Hartigan firmly believed students can learn as much from failed ventures as successful ones, and regularly invites practitioners into the classroom to stimulate candid discussion about approaches that have worked and those that have not. Her assignments were highly practical, drawing on a wide range of disciplines. She emphasised the importance of being ‘entrepreneurial’, irrespective of whether you work within a large organisation or are starting your own venture.
Case studies from The Pears Business School Partnership, which Hartigan led at Saïd Business School, feed into the MBA programme, encouraging new approaches to business practices to meet pressing social and environmental challenges.
Hartigan also contributed to Saїd Business School’s programme for small and medium enterprises which form part of the Goldman Sachs’ 10,000 SMEs in the UK, she regularly delivered five-hour modules on sustainable entrepreneurship to entrepreneurs in major cities in the UK.
Hartigan led a new initiative at the Skoll Centre for Social Entrepreneurship in collaboration with Oxford’s Executive Education Programme. This initiative, the Oxford Programme for Transformational Leadership (OPTL), seeks to address the organisational challenges faced by rapidly scaling social enterprises around the world. The OTPL began with a pilot initiative for the founders and senior in-country staff of Riders for Health, an internationally recognised and award-winning UK-based social enterprise focused on providing transport solutions to organisations delivering health care and other vital services to rural populations in Zimbabwe, the Gambia, Nigeria, Kenya, Zambia, Lesotho and Tanzania. A 4 day immersive leadership and management course was designed to better equip Riders for scale; immediate and medium term feedback indicates that the OTPL has been of great value for Riders.
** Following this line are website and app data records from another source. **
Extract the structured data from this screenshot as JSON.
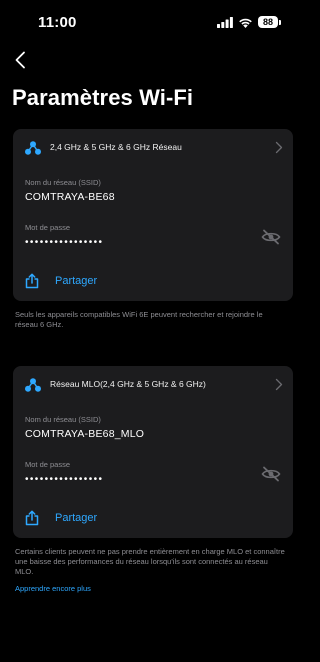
{
  "status_bar": {
    "time": "11:00",
    "battery": "88",
    "icons": [
      "signal-icon",
      "wifi-icon",
      "battery-icon"
    ]
  },
  "header": {
    "back_icon": "chevron-left-icon",
    "title": "Paramètres Wi-Fi"
  },
  "networks": [
    {
      "title": "2,4 GHz & 5 GHz & 6 GHz Réseau",
      "ssid_label": "Nom du réseau (SSID)",
      "ssid": "COMTRAYA-BE68",
      "password_label": "Mot de passe",
      "password": "••••••••••••••••",
      "share_label": "Partager"
    },
    {
      "title": "Réseau MLO(2,4 GHz & 5 GHz & 6 GHz)",
      "ssid_label": "Nom du réseau (SSID)",
      "ssid": "COMTRAYA-BE68_MLO",
      "password_label": "Mot de passe",
      "password": "••••••••••••••••",
      "share_label": "Partager"
    }
  ],
  "notes": {
    "wifi6e": "Seuls les appareils compatibles WiFi 6E peuvent rechercher et rejoindre le réseau 6 GHz.",
    "mlo": "Certains clients peuvent ne pas prendre entièrement en charge MLO et connaître une baisse des performances du réseau lorsqu'ils sont connectés au réseau MLO.",
    "learn_more": "Apprendre encore plus"
  },
  "colors": {
    "background": "#000000",
    "card": "#1c1c1e",
    "accent": "#2ea8ff",
    "secondary_text": "#8e8e93"
  }
}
Subsequently, a number of public and private sector funders have expressed interest in offering similarly customised courses to social ventures in their portfolios.
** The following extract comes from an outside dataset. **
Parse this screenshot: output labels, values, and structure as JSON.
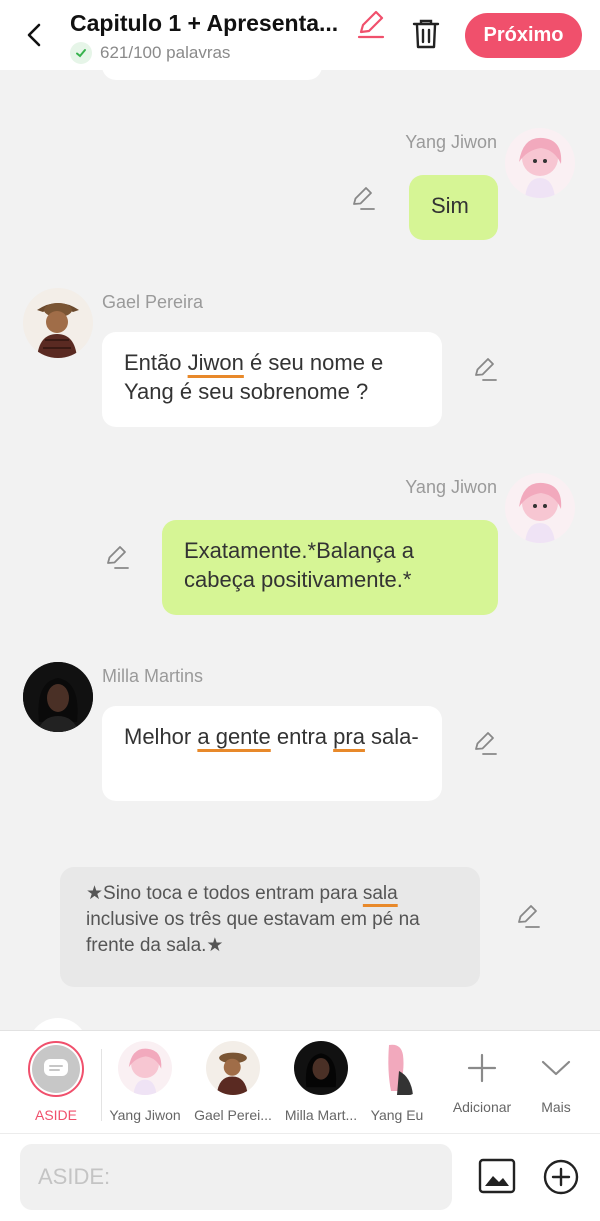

In addition to her work at Saïd Business School, Hartigan was an Adjunct Professor at Columbia Business School where she developed and taught an elective on social entrepreneurship for the MBA programme called ‘A Global Perspective’. Students have consistently evaluated the course as excellent. She was also involved in the International Organisation MBA (IOMBA) at the Haute Ecole de Commerce (HEC), University of Geneva, where she delivered a one-week intensive course on sustainable entrepreneurship and innovation for senior management in international organisations.